Gene is a frequent speaker on legal issues affecting nonprofits. He has given presentations for groups including the American Bar Association (2007 Annual Meeting), the Bar Association of San Francisco, the California Association of Nonprofits, CompassPoint, The Foundation Center, the CBO Center, Law.com, the New Progressive Coalition, Asian Americans/Pacific Islanders in Philanthropy (presented at the Silicon Valley Community Foundation), Lorman Education Services, and the Western Museums Association (2007 Annual Meeting).
Gene wrote an article on nonprofit corporate governance published by the American Law Institute/American Bar Association's The Practical Lawyer (June 2008). Gene and Barbara Rosen of Evans & Rosen LLP co-authored the article "Group Exemptions Demystified" in the January/February 2008 issue of Taxation of Exempts.

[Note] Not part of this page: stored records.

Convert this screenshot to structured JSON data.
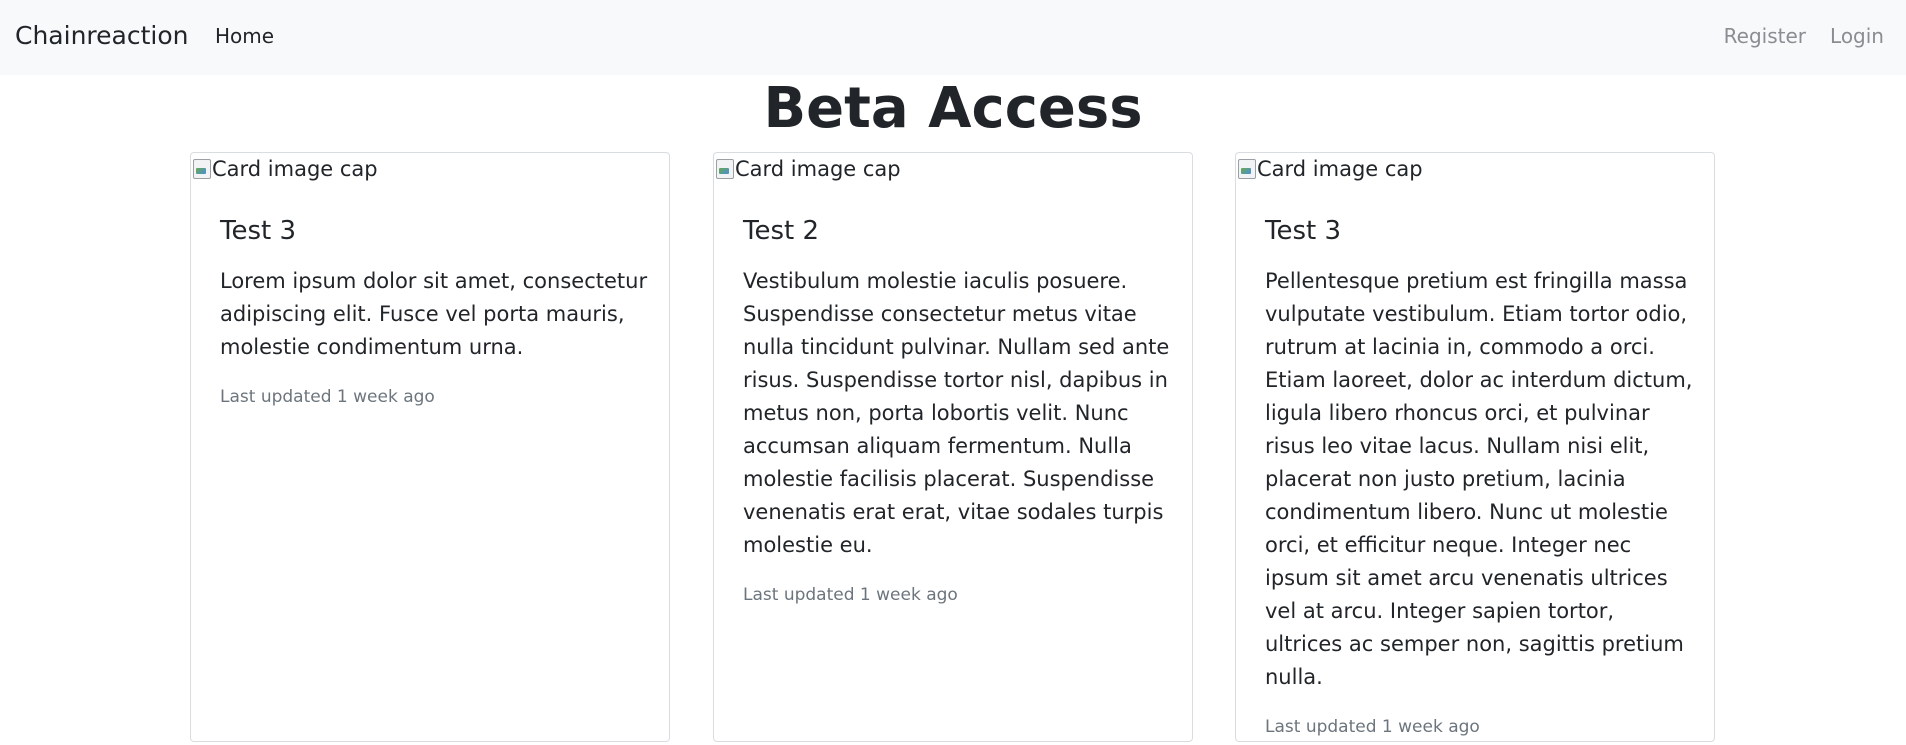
{
  "navbar": {
    "brand": "Chainreaction",
    "home": "Home",
    "register": "Register",
    "login": "Login"
  },
  "page": {
    "title": "Beta Access"
  },
  "cards": [
    {
      "image_alt": "Card image cap",
      "title": "Test 3",
      "text": "Lorem ipsum dolor sit amet, consectetur adipiscing elit. Fusce vel porta mauris, molestie condimentum urna.",
      "updated": "Last updated 1 week ago"
    },
    {
      "image_alt": "Card image cap",
      "title": "Test 2",
      "text": "Vestibulum molestie iaculis posuere. Suspendisse consectetur metus vitae nulla tincidunt pulvinar. Nullam sed ante risus. Suspendisse tortor nisl, dapibus in metus non, porta lobortis velit. Nunc accumsan aliquam fermentum. Nulla molestie facilisis placerat. Suspendisse venenatis erat erat, vitae sodales turpis molestie eu.",
      "updated": "Last updated 1 week ago"
    },
    {
      "image_alt": "Card image cap",
      "title": "Test 3",
      "text": "Pellentesque pretium est fringilla massa vulputate vestibulum. Etiam tortor odio, rutrum at lacinia in, commodo a orci. Etiam laoreet, dolor ac interdum dictum, ligula libero rhoncus orci, et pulvinar risus leo vitae lacus. Nullam nisi elit, placerat non justo pretium, lacinia condimentum libero. Nunc ut molestie orci, et efficitur neque. Integer nec ipsum sit amet arcu venenatis ultrices vel at arcu. Integer sapien tortor, ultrices ac semper non, sagittis pretium nulla.",
      "updated": "Last updated 1 week ago"
    }
  ]
}
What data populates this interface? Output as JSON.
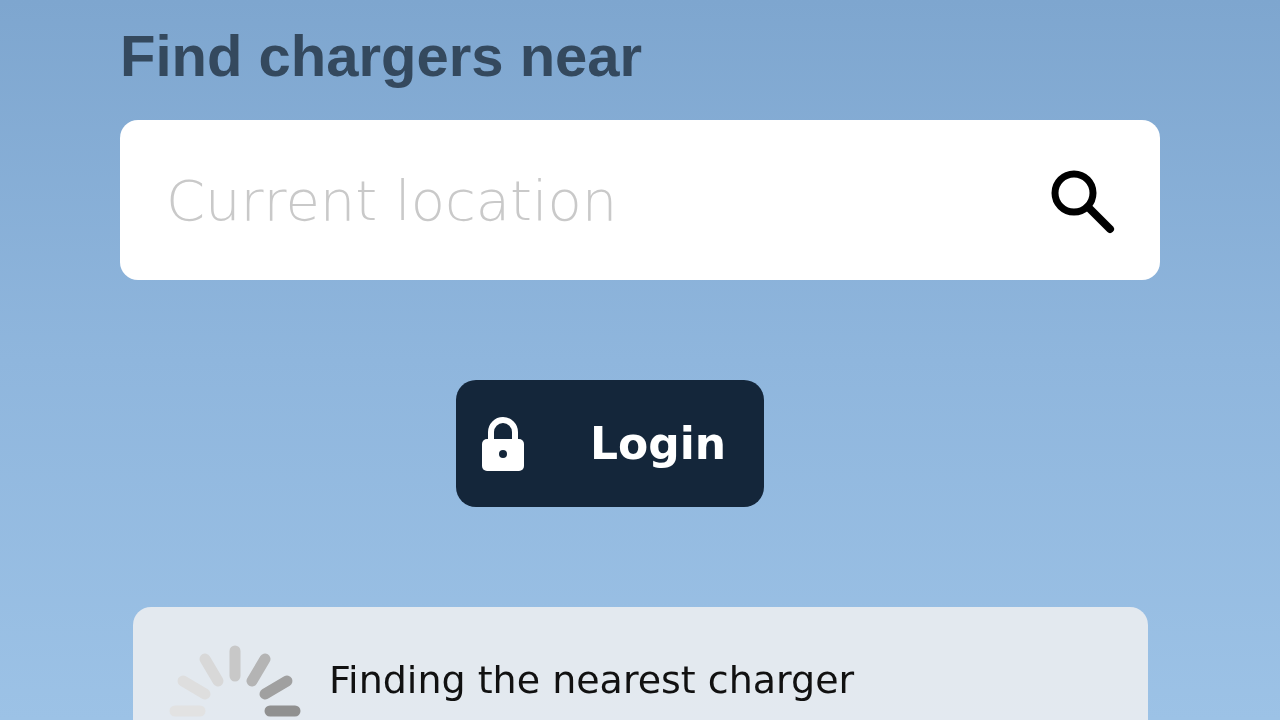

A member of the Bar Association of San Francisco's Pro Bono Committee, Gene is committed not only to providing pro bono services but also to promoting the importance of pro bono work. He is a former Chair of the Pro Bono Issues Committee of the Barristers' Club and three-time recipient of the Outstanding Volunteer in Public Service award by the Volunteer Legal Services Program of the Bar Association of San Francisco. While at his former firm, Gene participated in the formation of the Museum of the African Diaspora, and his work with the Newark Chamber of Commerce earned him a commendation from the Mayor. As part of his pro bono and community services, Gene has provided seminars for attorneys participating in the Legal Services for Entrepreneurs program of the Lawyers' Committee for Civil Rights and regularly speaks to nonprofit leaders and organizations. In 2007, Gene started a free four-session program on nonprofit legal issues to leaders and emerging leaders from minority backgrounds.
Juris Doctor, University of California, Los Angeles (UCLA)
Master of Nonprofit Administration, University of San Francisco
Bachelor of Science, University of British Columbia
This was a very helpful, informative recording. The written materials helped a great deal because it covers a great deal of ground in 60 minutes. It was easy to follow but being able to take breaks made it easier to digest.